- How the Hero's Journey reappears hundreds of times in different cultures and ages
- How we attach our psychology to heroes, and how they help embolden us in our lives
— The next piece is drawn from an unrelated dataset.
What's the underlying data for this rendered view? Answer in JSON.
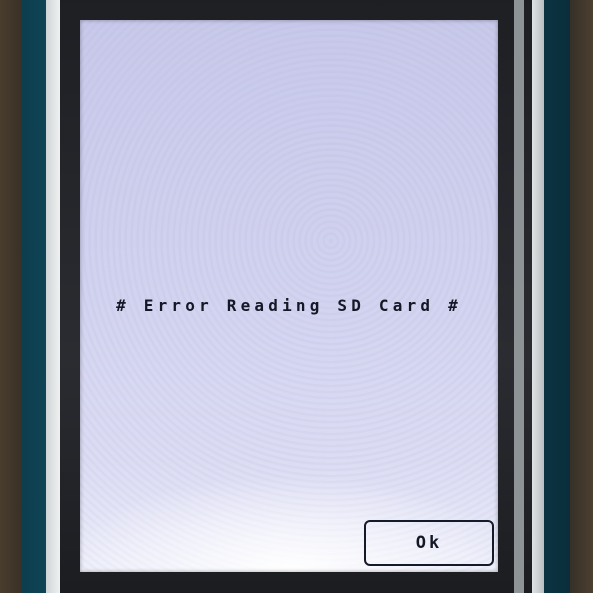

- Why stories and mythology are so important, even in today's world